### Information
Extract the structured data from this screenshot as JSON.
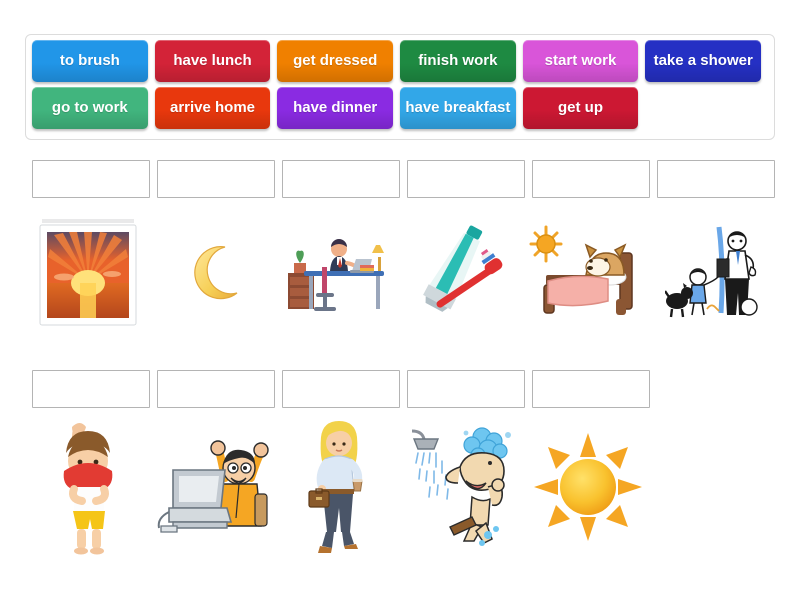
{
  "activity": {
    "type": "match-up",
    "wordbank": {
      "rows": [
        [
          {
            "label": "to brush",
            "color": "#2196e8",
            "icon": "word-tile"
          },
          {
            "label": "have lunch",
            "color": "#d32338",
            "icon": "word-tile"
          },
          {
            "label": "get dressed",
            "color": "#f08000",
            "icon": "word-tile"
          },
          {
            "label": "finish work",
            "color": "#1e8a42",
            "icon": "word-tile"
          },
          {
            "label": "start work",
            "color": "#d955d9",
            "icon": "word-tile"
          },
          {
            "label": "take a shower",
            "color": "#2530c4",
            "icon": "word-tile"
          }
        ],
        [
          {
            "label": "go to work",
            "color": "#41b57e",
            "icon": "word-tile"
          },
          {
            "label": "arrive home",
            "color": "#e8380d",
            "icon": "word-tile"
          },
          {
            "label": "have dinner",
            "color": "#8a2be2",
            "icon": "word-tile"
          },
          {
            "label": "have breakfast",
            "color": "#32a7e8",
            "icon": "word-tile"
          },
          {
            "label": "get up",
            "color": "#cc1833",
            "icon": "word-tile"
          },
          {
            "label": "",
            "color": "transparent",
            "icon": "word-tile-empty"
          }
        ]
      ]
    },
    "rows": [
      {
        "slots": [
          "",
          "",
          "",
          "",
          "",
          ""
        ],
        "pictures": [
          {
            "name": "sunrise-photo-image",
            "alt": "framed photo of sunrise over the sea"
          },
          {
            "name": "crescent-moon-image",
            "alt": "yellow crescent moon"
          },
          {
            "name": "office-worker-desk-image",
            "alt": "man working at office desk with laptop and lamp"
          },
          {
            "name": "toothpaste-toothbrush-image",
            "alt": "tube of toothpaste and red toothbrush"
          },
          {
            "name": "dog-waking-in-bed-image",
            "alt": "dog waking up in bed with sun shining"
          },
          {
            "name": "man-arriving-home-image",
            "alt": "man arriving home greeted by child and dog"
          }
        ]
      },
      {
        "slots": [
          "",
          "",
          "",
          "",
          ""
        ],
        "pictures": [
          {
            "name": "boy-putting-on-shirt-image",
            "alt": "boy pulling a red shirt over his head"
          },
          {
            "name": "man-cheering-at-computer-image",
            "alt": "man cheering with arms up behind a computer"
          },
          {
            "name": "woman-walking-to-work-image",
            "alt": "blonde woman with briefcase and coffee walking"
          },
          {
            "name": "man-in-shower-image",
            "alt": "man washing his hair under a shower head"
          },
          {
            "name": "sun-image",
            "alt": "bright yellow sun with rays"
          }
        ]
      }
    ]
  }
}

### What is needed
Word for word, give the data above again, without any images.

### Problem solution
Extract the structured data from this screenshot as JSON.
{
  "activity": {
    "type": "match-up",
    "wordbank": {
      "rows": [
        [
          {
            "label": "to brush",
            "color": "#2196e8",
            "icon": "word-tile"
          },
          {
            "label": "have lunch",
            "color": "#d32338",
            "icon": "word-tile"
          },
          {
            "label": "get dressed",
            "color": "#f08000",
            "icon": "word-tile"
          },
          {
            "label": "finish work",
            "color": "#1e8a42",
            "icon": "word-tile"
          },
          {
            "label": "start work",
            "color": "#d955d9",
            "icon": "word-tile"
          },
          {
            "label": "take a shower",
            "color": "#2530c4",
            "icon": "word-tile"
          }
        ],
        [
          {
            "label": "go to work",
            "color": "#41b57e",
            "icon": "word-tile"
          },
          {
            "label": "arrive home",
            "color": "#e8380d",
            "icon": "word-tile"
          },
          {
            "label": "have dinner",
            "color": "#8a2be2",
            "icon": "word-tile"
          },
          {
            "label": "have breakfast",
            "color": "#32a7e8",
            "icon": "word-tile"
          },
          {
            "label": "get up",
            "color": "#cc1833",
            "icon": "word-tile"
          },
          {
            "label": "",
            "color": "transparent",
            "icon": "word-tile-empty"
          }
        ]
      ]
    },
    "rows": [
      {
        "slots": [
          "",
          "",
          "",
          "",
          "",
          ""
        ],
        "pictures": [
          {
            "name": "sunrise-photo-image",
            "alt": "framed photo of sunrise over the sea"
          },
          {
            "name": "crescent-moon-image",
            "alt": "yellow crescent moon"
          },
          {
            "name": "office-worker-desk-image",
            "alt": "man working at office desk with laptop and lamp"
          },
          {
            "name": "toothpaste-toothbrush-image",
            "alt": "tube of toothpaste and red toothbrush"
          },
          {
            "name": "dog-waking-in-bed-image",
            "alt": "dog waking up in bed with sun shining"
          },
          {
            "name": "man-arriving-home-image",
            "alt": "man arriving home greeted by child and dog"
          }
        ]
      },
      {
        "slots": [
          "",
          "",
          "",
          "",
          ""
        ],
        "pictures": [
          {
            "name": "boy-putting-on-shirt-image",
            "alt": "boy pulling a red shirt over his head"
          },
          {
            "name": "man-cheering-at-computer-image",
            "alt": "man cheering with arms up behind a computer"
          },
          {
            "name": "woman-walking-to-work-image",
            "alt": "blonde woman with briefcase and coffee walking"
          },
          {
            "name": "man-in-shower-image",
            "alt": "man washing his hair under a shower head"
          },
          {
            "name": "sun-image",
            "alt": "bright yellow sun with rays"
          }
        ]
      }
    ]
  }
}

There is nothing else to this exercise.